The opinion of the court was delivered by: Dean D. Pregerson United States District Judge
AMENDED ORDER DENYING DEFENDANT'S MOTION TO DISMISS
Presently before the court is Defendant HVI Cat Canyon, Inc. ("Greka")'s Motion to Dismiss Plaintiffs' First, Sixth, Seventh, Eighth, Ninth, and Tenth Claims for Relief. Having considered the submissions of the parties and heard oral argument, the court denies the motion and adopts the following order.
Defendant owns or operates several oil and gas production facilities near Santa Barbara, California. (Complaint ¶¶ 57-59.)
Between 2005 and 2009, oil was spilled or released from Defendant's facilities into nearby waters on twenty-one separate occasions.*fn1
(Compl. ¶¶ 65, 68, 91, 94, 97, 104, 133-136.) Plaintiffs the United States of America ("United States") and the People of the State of California ("State") jointly filed the instant action for civil penalties, injunctive relief, recovery costs, and other damages. (Compl. ¶ 1.)
The United States brings five claims under the Clean Water Act ("CWA") 33 U.S.C. § 1251 et seq. and Oil Pollution Act of 1990, 33 U.S.C. § 2701 et seq. The State brings five claims under the California Water Code § 13000 et seq. and the California Fish and Game Code §5650 et seq., asserting that this court has supplemental jurisdiction over the state law claims.*fn2 Defendant now moves to dismiss the United States' first claim, brought under Section 311 of the CWA, 33 U.S.C. § 1321(b).*fn3 Defendant also moves to dismiss all five state law claims.
A complaint will survive a motion to dismiss when it contains "sufficient factual matter, accepted as true, to state a claim to relief that is plausible on its face." Ashcroft v. Iqbal, 556 U.S. 662, 678 (2009) (quoting Bell Atl. Corp. v. Twombly, 550 U.S. 544, 570 (2007)). When considering a Rule 12(b)(6) motion, a court must "accept as true all allegations of material fact and must construe those facts in the light most favorable to the plaintiff." Resnick v. Hayes, 213 F.3d 443, 447 (9th Cir. 2000). Although a complaint need not include "detailed factual allegations," it must offer "more than an unadorned, the-defendant-unlawfully-harmed-me accusation." Iqbal, 556 U.S. at 678. Conclusory allegations or allegations that are no more than a statement of a legal conclusion "are not entitled to the assumption of truth." Id. at 679. In other words, a pleading that merely offers "labels and conclusions," a "formulaic recitation of the elements," or "naked assertions" will not be sufficient to state a claim upon which relief can be granted. Id. at 678 (citations and internal quotation marks omitted).

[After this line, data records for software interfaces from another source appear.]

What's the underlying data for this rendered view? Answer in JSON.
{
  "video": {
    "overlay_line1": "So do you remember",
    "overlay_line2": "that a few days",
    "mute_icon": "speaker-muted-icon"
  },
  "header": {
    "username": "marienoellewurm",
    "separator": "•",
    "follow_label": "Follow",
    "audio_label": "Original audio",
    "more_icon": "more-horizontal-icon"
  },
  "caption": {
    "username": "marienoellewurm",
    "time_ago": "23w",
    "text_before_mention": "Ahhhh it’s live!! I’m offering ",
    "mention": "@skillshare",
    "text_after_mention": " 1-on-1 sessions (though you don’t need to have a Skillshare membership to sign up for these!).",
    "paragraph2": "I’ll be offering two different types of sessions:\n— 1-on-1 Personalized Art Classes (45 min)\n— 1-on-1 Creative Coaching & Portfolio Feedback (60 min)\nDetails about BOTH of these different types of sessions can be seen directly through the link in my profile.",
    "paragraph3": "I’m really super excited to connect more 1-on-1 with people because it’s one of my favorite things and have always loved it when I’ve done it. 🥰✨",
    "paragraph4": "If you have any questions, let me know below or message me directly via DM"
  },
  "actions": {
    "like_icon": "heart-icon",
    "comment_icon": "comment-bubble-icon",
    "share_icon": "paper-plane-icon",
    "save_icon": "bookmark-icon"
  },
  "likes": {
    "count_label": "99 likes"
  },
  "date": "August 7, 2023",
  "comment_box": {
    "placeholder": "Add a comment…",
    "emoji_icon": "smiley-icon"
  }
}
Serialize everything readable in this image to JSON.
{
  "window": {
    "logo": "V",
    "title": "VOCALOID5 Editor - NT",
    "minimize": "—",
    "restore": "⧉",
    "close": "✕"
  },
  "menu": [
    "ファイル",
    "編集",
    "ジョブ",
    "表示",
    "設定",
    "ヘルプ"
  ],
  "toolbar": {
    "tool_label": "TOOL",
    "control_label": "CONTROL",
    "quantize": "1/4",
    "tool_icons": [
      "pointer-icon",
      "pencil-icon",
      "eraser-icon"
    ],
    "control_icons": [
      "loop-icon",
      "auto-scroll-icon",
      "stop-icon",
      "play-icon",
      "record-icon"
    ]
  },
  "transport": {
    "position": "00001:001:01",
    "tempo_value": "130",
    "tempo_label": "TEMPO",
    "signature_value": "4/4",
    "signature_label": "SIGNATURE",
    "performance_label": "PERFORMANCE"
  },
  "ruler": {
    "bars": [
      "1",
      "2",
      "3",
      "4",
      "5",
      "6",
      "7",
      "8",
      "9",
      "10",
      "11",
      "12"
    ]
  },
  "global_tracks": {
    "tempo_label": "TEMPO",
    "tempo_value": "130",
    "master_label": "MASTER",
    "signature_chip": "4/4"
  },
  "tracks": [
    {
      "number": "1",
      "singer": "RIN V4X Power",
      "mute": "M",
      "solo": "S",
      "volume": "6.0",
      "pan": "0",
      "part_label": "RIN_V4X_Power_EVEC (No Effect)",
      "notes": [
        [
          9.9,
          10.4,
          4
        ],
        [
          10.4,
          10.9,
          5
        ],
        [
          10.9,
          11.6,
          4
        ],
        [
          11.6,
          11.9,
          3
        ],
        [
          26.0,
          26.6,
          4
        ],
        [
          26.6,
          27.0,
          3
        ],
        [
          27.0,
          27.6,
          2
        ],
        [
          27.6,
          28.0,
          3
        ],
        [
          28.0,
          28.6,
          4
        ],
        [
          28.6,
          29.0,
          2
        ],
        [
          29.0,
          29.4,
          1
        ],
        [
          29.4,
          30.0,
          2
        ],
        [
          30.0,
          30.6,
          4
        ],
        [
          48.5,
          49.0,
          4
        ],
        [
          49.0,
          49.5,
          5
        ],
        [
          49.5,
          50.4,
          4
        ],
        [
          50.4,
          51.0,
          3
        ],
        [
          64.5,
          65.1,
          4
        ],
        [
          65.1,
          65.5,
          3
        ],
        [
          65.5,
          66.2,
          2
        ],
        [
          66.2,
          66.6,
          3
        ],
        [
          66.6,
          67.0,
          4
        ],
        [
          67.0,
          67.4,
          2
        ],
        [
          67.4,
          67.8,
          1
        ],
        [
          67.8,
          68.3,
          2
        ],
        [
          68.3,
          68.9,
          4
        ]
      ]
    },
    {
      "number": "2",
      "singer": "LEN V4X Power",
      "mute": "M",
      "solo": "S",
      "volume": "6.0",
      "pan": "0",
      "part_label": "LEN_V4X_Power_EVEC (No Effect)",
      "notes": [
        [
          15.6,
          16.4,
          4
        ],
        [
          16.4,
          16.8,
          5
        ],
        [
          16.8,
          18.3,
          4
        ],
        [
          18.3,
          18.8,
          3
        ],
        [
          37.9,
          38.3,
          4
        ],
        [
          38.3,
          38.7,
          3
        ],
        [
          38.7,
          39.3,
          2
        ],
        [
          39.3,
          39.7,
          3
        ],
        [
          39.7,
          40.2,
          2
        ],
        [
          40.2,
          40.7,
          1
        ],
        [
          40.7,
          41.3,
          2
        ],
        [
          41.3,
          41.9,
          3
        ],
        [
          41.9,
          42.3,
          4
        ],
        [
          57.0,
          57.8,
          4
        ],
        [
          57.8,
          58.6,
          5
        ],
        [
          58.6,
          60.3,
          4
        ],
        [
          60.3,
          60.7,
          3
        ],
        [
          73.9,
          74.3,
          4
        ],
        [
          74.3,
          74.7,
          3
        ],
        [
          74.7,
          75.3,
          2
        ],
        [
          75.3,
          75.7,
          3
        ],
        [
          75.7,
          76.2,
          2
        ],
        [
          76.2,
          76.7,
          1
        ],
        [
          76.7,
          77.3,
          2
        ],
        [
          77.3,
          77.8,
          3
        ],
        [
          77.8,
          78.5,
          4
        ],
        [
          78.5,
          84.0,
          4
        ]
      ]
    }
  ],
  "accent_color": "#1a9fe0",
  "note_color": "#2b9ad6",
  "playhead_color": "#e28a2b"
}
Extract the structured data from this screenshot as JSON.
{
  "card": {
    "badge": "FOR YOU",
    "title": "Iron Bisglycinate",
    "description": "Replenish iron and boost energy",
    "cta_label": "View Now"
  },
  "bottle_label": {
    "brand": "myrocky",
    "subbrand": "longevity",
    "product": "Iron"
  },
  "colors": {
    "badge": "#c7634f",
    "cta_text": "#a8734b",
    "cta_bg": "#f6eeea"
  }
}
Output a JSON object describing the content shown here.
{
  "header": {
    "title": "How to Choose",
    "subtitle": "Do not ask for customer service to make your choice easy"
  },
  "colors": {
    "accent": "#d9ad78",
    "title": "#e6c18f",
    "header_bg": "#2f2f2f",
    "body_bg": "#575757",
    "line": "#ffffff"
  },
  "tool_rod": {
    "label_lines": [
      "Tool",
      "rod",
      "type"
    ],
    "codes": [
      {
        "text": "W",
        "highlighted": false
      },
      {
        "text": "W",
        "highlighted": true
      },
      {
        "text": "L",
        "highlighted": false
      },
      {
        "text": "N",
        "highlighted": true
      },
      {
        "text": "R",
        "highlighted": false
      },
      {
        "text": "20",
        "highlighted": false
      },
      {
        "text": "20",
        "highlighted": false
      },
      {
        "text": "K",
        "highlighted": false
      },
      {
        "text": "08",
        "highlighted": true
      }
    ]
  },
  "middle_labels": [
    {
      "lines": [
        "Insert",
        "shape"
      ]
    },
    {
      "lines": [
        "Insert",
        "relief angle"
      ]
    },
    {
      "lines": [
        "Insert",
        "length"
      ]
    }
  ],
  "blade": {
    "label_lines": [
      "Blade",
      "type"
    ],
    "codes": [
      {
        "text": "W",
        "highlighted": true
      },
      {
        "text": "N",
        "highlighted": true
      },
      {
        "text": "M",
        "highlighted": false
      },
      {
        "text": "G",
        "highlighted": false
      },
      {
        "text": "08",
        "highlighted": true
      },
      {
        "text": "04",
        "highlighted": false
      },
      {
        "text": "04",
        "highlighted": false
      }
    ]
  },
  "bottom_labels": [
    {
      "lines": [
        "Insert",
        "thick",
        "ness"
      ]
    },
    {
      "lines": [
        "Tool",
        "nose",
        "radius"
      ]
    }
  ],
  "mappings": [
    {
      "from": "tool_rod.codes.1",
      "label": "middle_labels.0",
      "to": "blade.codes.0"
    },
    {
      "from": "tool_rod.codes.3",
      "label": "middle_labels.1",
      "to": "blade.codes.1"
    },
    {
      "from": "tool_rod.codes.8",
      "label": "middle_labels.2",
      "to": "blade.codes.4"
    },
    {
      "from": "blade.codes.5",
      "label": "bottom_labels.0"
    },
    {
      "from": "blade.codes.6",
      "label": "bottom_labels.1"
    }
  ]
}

"When there are well-pleaded factual allegations, a court should assume their veracity and then determine whether they plausibly give rise to an entitlement of relief." Id. at 679. Plaintiffs must allege "plausible grounds to infer" that their claims rise "above the speculative level." Twombly, 550 U.S. at 555. "Determining whether a complaint states a plausible claim for relief" is a "context-specific task that requires the reviewing court to draw on its judicial experience and common sense." Iqbal, 556 U.S. at 679.
A. Clean Water Act Section 311
Section 311 of the Clean Water Act prohibits the discharge of oil into "the navigable waters of the United States, adjoining shorelines, or into or upon the waters of the contiguous zone . . . in such quantities as may be harmful . . . ." 33 U.S.C. § 1321(b)(3) (emphasis added). Other portions of the CWA use slightly different language. Section 301(a), for example, prohibits the "addition of any pollutant to navigable waters from any point source." 33 U.S.C. § 1362(12) (emphasis added).
The CWA defines the term "navigable waters" as "the waters of the United States, including the territorial seas." 13 U.S.C. § 1362(7). Defendant argues that this definition does not apply to Section 311 because the terms "navigable waters" and "navigable waters of the United States" have separate and differing meanings. Defendant posits that, the CWA definition of "navigable waters" notwithstanding, "navigable waters of the United States" means "traditionally navigable waters." Defendant argues that while the bodies of water into which Defendant spilled oil may be "navigable ...